> Extracted records

• • • • • • •

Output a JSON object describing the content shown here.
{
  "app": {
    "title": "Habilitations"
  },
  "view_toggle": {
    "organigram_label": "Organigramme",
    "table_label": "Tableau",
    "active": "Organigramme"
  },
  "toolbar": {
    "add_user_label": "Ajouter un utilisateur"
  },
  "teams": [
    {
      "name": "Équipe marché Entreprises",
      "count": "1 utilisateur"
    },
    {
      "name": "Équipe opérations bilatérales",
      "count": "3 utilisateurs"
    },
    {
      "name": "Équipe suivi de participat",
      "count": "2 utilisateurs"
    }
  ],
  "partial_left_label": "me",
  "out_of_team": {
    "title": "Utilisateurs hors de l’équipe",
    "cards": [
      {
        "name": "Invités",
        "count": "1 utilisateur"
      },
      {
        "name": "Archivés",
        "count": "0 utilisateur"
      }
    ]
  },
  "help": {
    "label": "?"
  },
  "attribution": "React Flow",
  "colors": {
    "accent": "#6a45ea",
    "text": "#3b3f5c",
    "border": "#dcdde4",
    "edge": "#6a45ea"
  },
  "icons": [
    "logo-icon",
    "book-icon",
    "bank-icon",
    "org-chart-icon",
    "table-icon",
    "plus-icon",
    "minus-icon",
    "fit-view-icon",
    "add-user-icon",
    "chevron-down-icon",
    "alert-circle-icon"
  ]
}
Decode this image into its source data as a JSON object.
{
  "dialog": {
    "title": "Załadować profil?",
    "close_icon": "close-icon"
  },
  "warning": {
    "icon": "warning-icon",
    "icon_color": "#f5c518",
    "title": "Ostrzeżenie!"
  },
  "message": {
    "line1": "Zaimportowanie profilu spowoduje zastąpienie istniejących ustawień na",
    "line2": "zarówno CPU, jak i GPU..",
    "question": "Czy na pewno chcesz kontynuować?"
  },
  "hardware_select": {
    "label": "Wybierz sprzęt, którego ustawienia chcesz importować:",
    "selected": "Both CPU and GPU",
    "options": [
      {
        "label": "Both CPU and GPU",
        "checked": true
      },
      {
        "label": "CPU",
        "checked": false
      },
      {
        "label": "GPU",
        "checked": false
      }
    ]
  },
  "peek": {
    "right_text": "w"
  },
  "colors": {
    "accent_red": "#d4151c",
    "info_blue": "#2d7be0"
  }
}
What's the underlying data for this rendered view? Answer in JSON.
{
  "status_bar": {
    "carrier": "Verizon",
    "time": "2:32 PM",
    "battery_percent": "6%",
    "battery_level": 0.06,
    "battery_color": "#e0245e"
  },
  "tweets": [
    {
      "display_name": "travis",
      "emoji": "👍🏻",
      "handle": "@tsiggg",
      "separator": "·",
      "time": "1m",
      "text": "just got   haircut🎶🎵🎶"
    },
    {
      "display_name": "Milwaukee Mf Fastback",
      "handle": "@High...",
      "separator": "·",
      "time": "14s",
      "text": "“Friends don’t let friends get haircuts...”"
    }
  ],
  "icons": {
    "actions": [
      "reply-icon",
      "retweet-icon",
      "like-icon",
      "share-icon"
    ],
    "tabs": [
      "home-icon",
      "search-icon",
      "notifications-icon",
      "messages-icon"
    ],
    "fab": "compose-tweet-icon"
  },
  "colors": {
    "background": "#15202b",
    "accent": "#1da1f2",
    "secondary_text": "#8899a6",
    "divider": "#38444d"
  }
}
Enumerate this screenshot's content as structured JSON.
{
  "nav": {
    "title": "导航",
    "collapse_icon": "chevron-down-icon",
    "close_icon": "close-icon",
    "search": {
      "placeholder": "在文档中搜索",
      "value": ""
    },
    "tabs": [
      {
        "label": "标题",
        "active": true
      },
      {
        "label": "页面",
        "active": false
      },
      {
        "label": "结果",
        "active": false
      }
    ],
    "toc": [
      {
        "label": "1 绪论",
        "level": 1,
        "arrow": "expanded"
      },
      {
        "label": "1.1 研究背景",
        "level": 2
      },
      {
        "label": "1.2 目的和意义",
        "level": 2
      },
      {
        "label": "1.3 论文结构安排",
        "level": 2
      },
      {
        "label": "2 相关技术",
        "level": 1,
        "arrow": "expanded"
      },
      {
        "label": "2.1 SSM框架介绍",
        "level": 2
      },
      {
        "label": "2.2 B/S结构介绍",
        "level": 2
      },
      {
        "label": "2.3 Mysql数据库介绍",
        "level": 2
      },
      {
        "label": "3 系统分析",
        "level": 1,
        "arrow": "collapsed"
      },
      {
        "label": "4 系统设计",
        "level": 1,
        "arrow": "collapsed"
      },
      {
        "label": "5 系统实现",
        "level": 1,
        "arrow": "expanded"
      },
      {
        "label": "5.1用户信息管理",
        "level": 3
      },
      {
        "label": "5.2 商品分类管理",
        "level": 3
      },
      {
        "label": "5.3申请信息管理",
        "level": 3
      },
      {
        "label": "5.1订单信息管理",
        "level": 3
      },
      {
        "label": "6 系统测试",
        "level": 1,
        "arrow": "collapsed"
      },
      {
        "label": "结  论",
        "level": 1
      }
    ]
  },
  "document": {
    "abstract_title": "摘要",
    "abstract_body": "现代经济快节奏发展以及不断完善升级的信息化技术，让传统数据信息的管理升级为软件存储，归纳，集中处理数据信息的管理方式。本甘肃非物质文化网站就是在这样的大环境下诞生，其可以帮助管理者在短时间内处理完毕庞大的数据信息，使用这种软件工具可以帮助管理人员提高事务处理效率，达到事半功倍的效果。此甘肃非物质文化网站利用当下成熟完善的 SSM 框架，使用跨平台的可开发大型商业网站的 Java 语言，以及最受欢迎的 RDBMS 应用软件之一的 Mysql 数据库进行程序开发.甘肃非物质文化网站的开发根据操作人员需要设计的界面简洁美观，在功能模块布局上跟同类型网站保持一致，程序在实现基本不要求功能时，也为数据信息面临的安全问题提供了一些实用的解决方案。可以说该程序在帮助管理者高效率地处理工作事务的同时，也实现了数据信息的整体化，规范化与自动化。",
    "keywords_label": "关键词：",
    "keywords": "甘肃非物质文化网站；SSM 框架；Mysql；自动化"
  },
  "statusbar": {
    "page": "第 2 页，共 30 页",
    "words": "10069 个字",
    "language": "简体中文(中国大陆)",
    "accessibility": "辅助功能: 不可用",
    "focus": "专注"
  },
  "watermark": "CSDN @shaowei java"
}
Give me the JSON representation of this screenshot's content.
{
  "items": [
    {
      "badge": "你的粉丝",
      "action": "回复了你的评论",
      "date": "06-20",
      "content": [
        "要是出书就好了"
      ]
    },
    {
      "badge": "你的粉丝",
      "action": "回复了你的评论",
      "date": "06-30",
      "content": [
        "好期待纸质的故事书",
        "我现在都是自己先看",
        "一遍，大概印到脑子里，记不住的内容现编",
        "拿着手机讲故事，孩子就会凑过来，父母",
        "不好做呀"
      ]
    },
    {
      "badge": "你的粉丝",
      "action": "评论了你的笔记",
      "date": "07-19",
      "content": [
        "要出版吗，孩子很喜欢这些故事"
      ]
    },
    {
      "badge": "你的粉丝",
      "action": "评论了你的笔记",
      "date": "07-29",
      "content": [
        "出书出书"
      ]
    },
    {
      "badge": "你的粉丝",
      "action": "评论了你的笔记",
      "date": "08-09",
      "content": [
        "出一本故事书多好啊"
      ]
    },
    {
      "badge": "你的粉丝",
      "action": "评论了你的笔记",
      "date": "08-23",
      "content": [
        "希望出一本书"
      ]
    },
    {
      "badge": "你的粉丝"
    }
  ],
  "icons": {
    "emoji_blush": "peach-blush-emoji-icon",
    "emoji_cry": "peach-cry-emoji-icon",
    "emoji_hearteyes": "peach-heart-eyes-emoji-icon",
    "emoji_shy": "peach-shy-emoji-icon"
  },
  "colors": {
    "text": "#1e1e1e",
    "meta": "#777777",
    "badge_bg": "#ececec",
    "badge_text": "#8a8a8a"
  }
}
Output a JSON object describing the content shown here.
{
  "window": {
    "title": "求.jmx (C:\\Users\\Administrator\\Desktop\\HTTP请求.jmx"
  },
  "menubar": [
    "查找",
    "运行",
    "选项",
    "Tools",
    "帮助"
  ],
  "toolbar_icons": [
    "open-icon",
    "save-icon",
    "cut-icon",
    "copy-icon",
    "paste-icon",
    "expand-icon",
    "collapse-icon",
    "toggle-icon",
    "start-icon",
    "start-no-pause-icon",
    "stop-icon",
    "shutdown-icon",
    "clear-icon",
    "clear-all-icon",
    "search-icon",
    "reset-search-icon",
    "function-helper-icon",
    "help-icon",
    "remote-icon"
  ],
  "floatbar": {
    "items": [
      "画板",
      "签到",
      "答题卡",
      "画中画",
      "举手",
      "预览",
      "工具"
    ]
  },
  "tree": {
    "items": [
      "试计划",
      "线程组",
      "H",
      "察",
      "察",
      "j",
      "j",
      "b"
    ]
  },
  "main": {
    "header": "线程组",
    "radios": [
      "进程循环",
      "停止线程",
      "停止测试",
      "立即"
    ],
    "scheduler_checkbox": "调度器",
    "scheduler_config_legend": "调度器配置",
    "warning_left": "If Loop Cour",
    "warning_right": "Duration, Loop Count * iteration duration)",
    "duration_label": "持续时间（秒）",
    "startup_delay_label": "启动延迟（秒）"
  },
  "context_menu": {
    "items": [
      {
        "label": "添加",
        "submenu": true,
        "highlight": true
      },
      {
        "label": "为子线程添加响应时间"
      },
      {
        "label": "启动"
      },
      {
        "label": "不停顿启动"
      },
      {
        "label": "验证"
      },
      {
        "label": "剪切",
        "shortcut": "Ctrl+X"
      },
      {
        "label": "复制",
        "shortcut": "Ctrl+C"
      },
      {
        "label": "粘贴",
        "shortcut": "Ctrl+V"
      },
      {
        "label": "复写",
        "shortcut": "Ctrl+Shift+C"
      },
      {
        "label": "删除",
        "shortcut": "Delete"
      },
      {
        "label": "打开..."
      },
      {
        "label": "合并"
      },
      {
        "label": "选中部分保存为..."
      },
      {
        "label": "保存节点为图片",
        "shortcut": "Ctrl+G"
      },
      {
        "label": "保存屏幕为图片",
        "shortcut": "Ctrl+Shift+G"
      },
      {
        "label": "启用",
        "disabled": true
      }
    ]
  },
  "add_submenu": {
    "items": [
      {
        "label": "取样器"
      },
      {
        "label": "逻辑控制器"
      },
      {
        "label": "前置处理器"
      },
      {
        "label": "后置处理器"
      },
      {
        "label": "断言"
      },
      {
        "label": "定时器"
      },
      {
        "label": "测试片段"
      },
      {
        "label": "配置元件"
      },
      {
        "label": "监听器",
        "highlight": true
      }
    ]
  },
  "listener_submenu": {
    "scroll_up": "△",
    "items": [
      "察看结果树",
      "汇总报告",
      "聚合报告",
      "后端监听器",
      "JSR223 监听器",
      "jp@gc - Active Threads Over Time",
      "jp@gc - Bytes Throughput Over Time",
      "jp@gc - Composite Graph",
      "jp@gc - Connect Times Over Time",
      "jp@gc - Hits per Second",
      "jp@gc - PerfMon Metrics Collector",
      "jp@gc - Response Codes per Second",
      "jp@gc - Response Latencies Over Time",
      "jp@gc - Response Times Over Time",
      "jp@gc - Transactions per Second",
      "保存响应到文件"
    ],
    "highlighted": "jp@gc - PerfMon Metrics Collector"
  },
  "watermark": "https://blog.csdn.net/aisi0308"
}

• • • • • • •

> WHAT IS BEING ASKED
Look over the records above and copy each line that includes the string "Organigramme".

> RESPONSE BELOW
    "organigram_label": "Organigramme",
    "active": "Organigramme"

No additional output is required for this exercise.